### [RECORDS SUPPLIED]
------------------------------------------------------------------------

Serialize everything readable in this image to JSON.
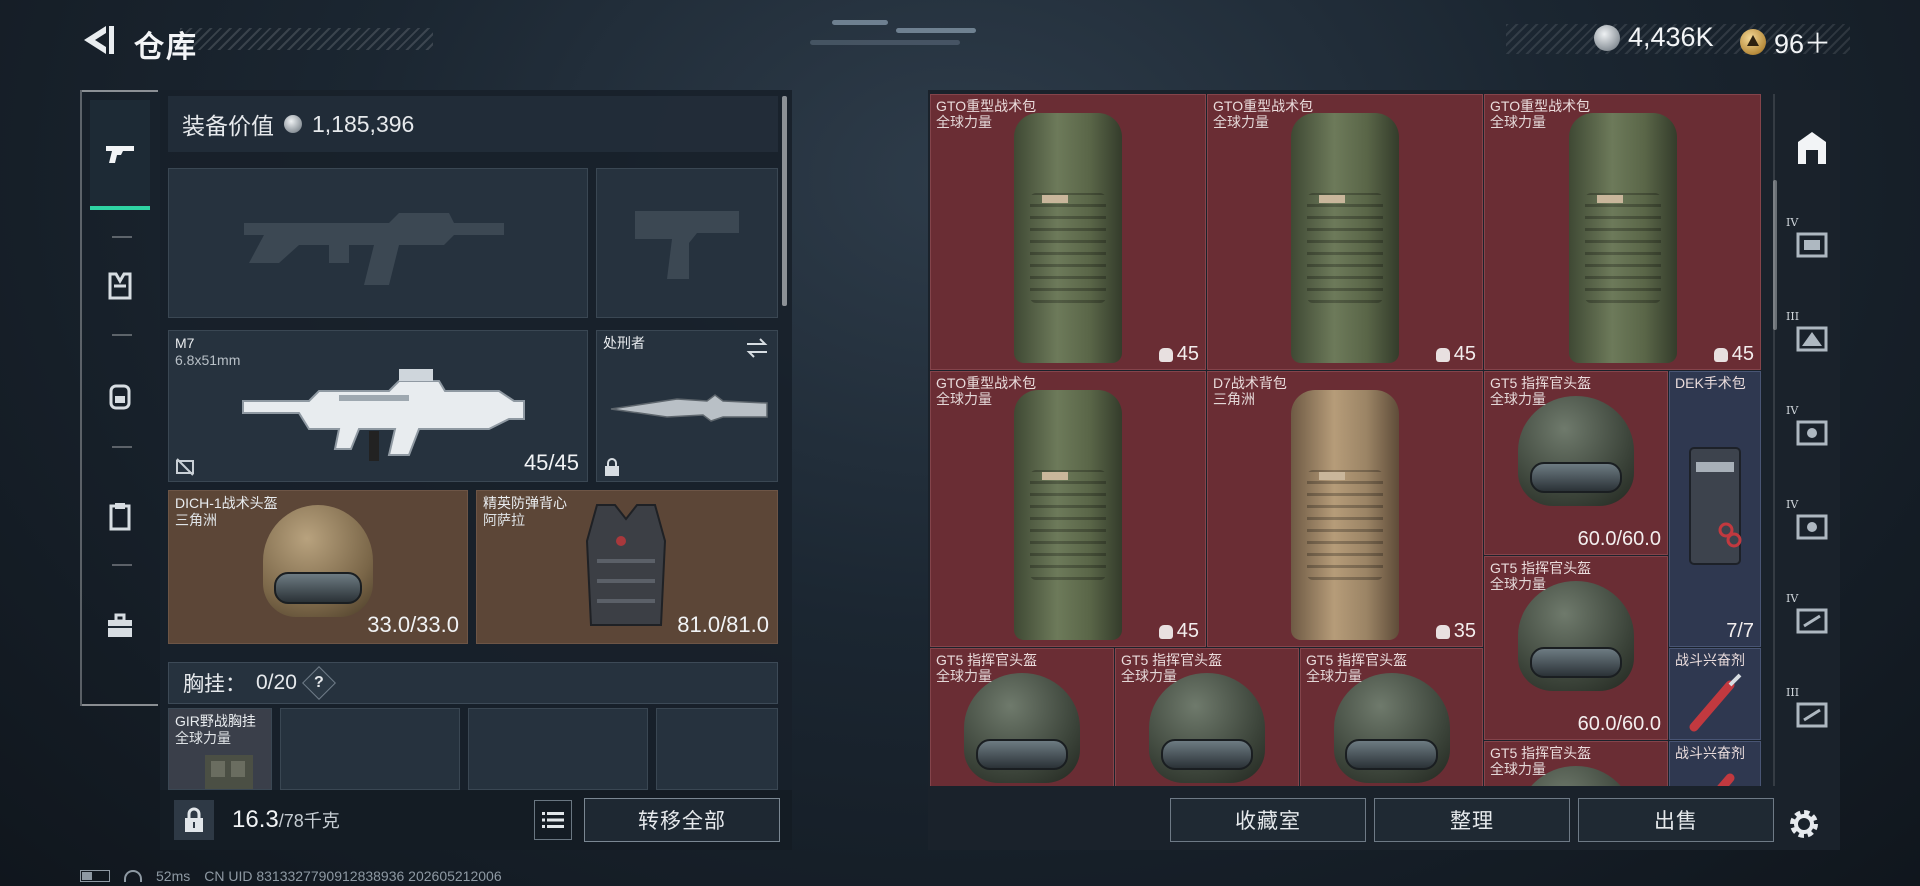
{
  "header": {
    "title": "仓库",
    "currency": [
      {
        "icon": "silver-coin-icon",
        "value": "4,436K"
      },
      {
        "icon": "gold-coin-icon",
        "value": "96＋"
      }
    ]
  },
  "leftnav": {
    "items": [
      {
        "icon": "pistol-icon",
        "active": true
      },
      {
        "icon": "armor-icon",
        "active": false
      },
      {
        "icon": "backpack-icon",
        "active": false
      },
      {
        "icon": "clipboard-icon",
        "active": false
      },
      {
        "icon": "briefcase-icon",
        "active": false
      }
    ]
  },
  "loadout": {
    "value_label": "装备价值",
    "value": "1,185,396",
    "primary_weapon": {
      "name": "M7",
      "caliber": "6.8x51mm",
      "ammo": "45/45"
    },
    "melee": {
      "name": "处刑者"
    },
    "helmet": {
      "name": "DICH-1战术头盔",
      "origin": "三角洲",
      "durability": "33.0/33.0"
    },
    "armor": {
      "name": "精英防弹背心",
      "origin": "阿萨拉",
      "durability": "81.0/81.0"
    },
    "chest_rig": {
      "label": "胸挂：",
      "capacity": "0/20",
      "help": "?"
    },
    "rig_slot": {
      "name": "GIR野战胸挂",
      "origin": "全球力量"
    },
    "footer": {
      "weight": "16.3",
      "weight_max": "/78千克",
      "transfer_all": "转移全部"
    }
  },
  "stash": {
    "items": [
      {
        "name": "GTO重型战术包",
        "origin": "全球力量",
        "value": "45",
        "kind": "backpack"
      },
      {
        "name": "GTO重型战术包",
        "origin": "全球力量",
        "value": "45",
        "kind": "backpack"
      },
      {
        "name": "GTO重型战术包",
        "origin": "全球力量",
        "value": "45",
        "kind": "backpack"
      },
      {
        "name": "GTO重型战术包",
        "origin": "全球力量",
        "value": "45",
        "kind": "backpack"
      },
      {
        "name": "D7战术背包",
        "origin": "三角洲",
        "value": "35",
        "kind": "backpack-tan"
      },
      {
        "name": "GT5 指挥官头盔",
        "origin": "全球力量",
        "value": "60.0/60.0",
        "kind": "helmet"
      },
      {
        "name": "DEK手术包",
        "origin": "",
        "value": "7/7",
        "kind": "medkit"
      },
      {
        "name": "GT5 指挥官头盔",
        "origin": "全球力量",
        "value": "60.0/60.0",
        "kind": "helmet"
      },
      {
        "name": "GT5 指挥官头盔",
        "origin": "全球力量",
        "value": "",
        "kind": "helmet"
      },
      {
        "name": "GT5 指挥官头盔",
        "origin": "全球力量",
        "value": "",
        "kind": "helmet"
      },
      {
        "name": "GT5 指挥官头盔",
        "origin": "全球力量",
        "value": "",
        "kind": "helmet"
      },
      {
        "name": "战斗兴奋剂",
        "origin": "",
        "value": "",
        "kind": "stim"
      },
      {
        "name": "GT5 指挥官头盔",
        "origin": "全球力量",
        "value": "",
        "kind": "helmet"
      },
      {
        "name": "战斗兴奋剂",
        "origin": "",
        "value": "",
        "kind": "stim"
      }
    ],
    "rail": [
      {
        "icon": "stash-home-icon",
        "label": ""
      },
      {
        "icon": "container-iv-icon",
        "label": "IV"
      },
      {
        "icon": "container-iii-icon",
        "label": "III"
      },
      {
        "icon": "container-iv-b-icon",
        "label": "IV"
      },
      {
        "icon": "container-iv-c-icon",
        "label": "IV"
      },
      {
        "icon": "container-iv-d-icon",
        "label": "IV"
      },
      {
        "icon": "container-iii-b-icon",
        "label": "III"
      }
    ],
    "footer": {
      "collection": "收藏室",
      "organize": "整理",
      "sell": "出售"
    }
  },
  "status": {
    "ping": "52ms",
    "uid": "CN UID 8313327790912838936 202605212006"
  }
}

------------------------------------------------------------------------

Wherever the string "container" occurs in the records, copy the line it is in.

### [RESULT OF THIS TASK]
        "icon": "container-iv-icon",
        "icon": "container-iii-icon",
        "icon": "container-iv-b-icon",
        "icon": "container-iv-c-icon",
        "icon": "container-iv-d-icon",
        "icon": "container-iii-b-icon",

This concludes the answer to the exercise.